While the cofferdam was being set, the tunnel subcon- tractor, FoxFire Construc- tors, Inc. (FoxFire) of San Clemente, CA, was busy boring into the dam from the downstream side of the structure. Within a short time, FoxFire was able to bore through into a com- pletely dry space inside of the cofferdam as planned. FoxFire completed the pipe installation through the dam, placed concrete around the pipe, and then installed a bulkhead over the outlet in preparation for the future placement of the sliding gate valve. Phase 1 work was completed at the end of April 2010. For the next phase, the next Contractor will remove the cofferdam as part of the Dam Raise Project after replacing the temporary bulkhead with the permanent sliding gate.
Throughout the process of designing this complex cofferdam, our engineers delivered innovative design and installation solutions that solved the many challenges faced on this project. Our expert construction technical support and timely calcula- tions ensured the successful completion of this vital

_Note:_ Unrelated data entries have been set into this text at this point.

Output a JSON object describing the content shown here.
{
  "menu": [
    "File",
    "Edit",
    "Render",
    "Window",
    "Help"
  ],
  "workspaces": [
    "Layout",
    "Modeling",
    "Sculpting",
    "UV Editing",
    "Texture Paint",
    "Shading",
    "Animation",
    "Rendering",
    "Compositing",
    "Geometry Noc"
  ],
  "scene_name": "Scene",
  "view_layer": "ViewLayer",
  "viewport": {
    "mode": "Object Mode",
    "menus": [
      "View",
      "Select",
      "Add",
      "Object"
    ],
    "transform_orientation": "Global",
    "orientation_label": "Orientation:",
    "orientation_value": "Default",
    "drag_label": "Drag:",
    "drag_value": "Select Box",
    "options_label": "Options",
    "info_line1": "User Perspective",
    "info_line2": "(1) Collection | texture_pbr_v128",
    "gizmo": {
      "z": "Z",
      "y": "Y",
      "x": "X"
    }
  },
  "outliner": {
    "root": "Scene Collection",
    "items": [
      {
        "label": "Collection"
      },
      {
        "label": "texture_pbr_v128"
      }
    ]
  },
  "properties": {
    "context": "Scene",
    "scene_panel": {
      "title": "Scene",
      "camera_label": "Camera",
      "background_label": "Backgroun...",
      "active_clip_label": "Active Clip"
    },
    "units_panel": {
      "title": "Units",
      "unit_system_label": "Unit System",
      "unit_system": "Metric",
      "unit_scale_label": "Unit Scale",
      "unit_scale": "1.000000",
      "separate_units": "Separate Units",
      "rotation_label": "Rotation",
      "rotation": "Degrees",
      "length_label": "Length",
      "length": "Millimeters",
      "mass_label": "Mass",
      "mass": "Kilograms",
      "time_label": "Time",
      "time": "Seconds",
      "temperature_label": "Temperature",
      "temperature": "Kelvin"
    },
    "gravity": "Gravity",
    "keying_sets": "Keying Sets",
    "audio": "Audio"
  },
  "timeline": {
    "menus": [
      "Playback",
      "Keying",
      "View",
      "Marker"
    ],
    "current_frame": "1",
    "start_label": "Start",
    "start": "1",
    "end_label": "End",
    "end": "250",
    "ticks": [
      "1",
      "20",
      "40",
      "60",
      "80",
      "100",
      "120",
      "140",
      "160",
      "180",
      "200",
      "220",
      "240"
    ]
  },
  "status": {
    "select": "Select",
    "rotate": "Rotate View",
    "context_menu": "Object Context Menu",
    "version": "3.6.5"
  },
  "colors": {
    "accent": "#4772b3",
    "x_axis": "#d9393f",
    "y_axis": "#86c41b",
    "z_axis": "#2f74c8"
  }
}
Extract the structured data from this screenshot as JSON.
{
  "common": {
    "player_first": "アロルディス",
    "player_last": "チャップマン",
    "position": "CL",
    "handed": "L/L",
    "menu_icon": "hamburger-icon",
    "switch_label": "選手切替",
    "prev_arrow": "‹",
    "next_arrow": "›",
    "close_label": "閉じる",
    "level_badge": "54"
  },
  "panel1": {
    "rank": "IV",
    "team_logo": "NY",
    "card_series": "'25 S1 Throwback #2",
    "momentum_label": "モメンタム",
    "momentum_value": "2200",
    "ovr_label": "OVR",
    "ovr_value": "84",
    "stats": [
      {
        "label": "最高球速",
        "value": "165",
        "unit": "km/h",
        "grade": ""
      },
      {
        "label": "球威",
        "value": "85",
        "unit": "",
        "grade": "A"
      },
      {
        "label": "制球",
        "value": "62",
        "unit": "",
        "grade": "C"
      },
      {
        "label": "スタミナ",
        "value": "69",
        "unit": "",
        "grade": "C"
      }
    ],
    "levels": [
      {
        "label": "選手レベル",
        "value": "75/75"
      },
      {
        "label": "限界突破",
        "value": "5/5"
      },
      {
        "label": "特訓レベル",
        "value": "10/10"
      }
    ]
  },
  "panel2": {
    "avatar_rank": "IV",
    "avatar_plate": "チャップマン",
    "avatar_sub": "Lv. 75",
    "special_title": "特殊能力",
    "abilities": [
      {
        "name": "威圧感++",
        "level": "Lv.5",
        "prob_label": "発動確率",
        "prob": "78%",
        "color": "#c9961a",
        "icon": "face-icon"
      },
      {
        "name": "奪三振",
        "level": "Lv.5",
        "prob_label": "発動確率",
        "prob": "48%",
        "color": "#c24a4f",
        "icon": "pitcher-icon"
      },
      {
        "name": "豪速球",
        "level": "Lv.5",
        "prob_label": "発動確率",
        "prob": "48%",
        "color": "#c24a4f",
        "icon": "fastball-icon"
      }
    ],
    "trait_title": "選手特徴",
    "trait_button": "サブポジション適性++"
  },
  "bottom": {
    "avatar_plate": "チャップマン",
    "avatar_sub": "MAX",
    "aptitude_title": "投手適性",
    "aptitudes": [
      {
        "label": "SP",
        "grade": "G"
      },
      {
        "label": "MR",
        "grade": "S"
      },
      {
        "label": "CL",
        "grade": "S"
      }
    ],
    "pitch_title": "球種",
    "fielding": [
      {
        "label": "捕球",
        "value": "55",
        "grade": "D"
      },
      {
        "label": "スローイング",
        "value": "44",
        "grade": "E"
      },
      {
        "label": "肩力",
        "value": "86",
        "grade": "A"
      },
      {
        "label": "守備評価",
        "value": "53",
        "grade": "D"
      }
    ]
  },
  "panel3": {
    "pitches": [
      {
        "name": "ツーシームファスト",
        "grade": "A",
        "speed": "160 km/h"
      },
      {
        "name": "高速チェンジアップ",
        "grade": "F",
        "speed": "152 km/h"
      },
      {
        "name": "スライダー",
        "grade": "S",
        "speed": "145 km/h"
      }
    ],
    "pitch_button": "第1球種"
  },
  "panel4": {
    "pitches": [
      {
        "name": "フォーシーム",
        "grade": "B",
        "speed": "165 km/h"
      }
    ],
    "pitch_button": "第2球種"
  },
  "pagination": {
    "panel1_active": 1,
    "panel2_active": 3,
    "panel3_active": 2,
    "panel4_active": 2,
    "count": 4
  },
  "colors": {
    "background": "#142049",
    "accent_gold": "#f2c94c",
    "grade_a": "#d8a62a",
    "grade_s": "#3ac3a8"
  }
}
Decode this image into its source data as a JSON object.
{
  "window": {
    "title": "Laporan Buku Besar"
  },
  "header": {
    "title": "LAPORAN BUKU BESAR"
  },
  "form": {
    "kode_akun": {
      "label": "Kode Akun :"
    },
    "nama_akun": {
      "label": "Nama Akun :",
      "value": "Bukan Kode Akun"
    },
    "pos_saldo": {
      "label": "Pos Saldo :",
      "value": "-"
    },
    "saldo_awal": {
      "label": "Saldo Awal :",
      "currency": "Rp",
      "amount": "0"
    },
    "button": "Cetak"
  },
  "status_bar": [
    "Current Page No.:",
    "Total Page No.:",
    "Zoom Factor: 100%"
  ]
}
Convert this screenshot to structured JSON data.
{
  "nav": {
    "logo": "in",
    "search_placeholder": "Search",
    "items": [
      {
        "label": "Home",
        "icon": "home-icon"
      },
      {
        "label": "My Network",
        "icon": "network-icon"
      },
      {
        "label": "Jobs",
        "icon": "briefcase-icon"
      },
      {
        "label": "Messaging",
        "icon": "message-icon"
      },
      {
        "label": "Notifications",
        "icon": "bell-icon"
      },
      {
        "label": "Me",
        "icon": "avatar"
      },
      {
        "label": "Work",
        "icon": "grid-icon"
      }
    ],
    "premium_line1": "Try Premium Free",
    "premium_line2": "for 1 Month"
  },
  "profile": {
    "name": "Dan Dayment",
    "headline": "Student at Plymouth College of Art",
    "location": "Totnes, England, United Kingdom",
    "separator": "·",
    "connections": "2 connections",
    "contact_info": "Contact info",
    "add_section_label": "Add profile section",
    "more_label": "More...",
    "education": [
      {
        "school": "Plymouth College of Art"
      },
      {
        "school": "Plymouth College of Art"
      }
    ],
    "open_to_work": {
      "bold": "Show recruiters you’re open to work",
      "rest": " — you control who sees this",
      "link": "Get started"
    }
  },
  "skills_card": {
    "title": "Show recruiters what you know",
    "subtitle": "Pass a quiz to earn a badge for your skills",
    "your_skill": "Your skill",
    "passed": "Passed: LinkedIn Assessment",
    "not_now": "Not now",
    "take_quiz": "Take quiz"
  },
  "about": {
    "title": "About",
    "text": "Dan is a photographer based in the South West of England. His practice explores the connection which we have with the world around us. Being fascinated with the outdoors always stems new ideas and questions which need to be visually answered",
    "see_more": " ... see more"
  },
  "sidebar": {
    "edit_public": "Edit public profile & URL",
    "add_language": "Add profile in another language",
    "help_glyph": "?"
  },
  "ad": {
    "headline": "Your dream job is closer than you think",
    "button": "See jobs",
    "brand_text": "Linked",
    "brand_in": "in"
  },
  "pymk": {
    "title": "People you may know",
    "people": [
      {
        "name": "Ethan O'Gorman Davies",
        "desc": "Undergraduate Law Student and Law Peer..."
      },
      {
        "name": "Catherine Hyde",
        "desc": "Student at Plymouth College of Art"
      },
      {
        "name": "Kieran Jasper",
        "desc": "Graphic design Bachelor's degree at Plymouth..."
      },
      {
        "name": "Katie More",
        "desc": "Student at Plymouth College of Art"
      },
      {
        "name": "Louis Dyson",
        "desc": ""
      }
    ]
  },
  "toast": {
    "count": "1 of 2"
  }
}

structure that San Diego residents rely on to deliver a continuous and reliable source of water to their homes and businesses. We took great pride in providing the Water Authority safe and efficient designs for the San Vincente Low Level Outlet Cofferdam and enjoyed the opportunity to work with all the technical experts involved on the project.